(What the exercise asks) Exactly the lines from the one containing "Give me the" through the end of the data, and nothing more, should be retyped; pictures stay out.

=== The records ===

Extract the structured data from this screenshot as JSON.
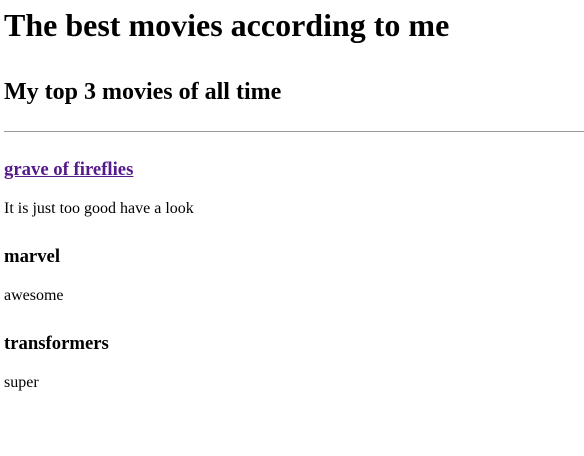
{
  "title": "The best movies according to me",
  "subtitle": "My top 3 movies of all time",
  "movies": [
    {
      "name": "grave of fireflies",
      "desc": "It is just too good have a look"
    },
    {
      "name": "marvel",
      "desc": "awesome"
    },
    {
      "name": "transformers",
      "desc": "super"
    }
  ]
}
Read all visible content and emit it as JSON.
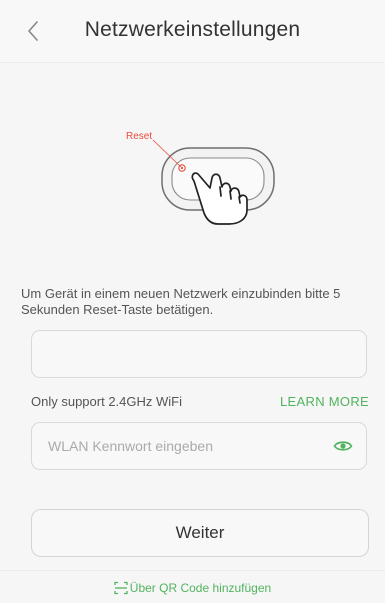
{
  "header": {
    "title": "Netzwerkeinstellungen",
    "back_icon": "chevron-left-icon"
  },
  "illustration": {
    "reset_label": "Reset",
    "reset_label_color": "#e84b3c",
    "icon": "hand-pointer-icon"
  },
  "description": "Um Gerät in einem neuen Netzwerk einzubinden bitte 5 Sekunden Reset-Taste betätigen.",
  "ssid_field": {
    "value": "",
    "placeholder": ""
  },
  "support": {
    "text": "Only support 2.4GHz WiFi",
    "learn_more_label": "LEARN MORE"
  },
  "password_field": {
    "value": "",
    "placeholder": "WLAN Kennwort eingeben",
    "visibility_icon": "eye-icon"
  },
  "next_button_label": "Weiter",
  "footer": {
    "qr_label": "Über QR Code hinzufügen",
    "qr_icon": "qr-scan-icon"
  },
  "colors": {
    "accent": "#52b35f",
    "reset_red": "#e84b3c"
  }
}
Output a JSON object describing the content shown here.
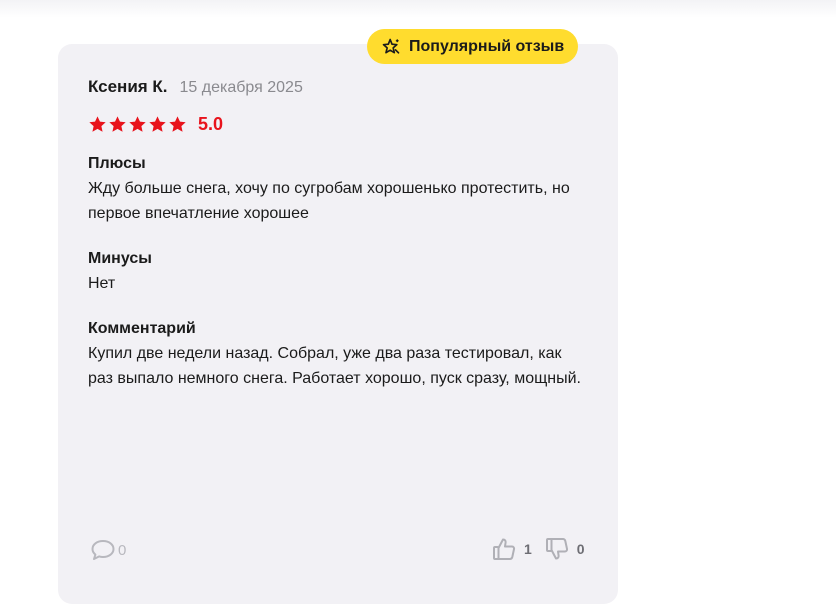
{
  "badge": {
    "icon": "sparkle-star-icon",
    "label": "Популярный отзыв",
    "color": "#ffdc2e"
  },
  "review": {
    "author": "Ксения К.",
    "date": "15 декабря 2025",
    "rating": {
      "stars": 5,
      "max": 5,
      "value_label": "5.0",
      "color": "#e8131c"
    },
    "pros": {
      "title": "Плюсы",
      "text": "Жду больше снега, хочу по сугробам хорошенько протестить, но первое впечатление хорошее"
    },
    "cons": {
      "title": "Минусы",
      "text": "Нет"
    },
    "comment": {
      "title": "Комментарий",
      "text": "Купил две недели назад. Собрал, уже два раза тестировал, как раз выпало немного снега. Работает хорошо, пуск сразу, мощный."
    }
  },
  "footer": {
    "comments": {
      "icon": "comment-bubble-icon",
      "count": "0"
    },
    "likes": {
      "icon": "thumbs-up-icon",
      "count": "1"
    },
    "dislikes": {
      "icon": "thumbs-down-icon",
      "count": "0"
    }
  },
  "colors": {
    "card_background": "#f2f1f5",
    "text": "#1b1b1b",
    "muted": "#8a8a8f"
  }
}
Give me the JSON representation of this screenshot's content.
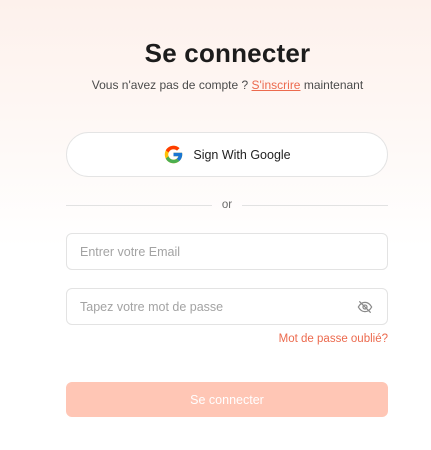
{
  "header": {
    "title": "Se connecter",
    "signup_prefix": "Vous n'avez pas de compte ? ",
    "signup_link": "S'inscrire",
    "signup_suffix": " maintenant"
  },
  "google": {
    "label": "Sign With Google",
    "icon": "google-logo-icon"
  },
  "divider": {
    "text": "or"
  },
  "form": {
    "email_placeholder": "Entrer votre Email",
    "email_value": "",
    "password_placeholder": "Tapez votre mot de passe",
    "password_value": "",
    "password_toggle_icon": "eye-off-icon",
    "forgot_label": "Mot de passe oublié?",
    "submit_label": "Se connecter"
  },
  "colors": {
    "accent": "#ec6a4e",
    "submit_disabled": "#ffc6b5",
    "border": "#e3e3e3"
  }
}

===

(Solution below)
Give me the JSON representation of this screenshot's content.
{
  "header": {
    "title": "Se connecter",
    "signup_prefix": "Vous n'avez pas de compte ? ",
    "signup_link": "S'inscrire",
    "signup_suffix": " maintenant"
  },
  "google": {
    "label": "Sign With Google",
    "icon": "google-logo-icon"
  },
  "divider": {
    "text": "or"
  },
  "form": {
    "email_placeholder": "Entrer votre Email",
    "email_value": "",
    "password_placeholder": "Tapez votre mot de passe",
    "password_value": "",
    "password_toggle_icon": "eye-off-icon",
    "forgot_label": "Mot de passe oublié?",
    "submit_label": "Se connecter"
  },
  "colors": {
    "accent": "#ec6a4e",
    "submit_disabled": "#ffc6b5",
    "border": "#e3e3e3"
  }
}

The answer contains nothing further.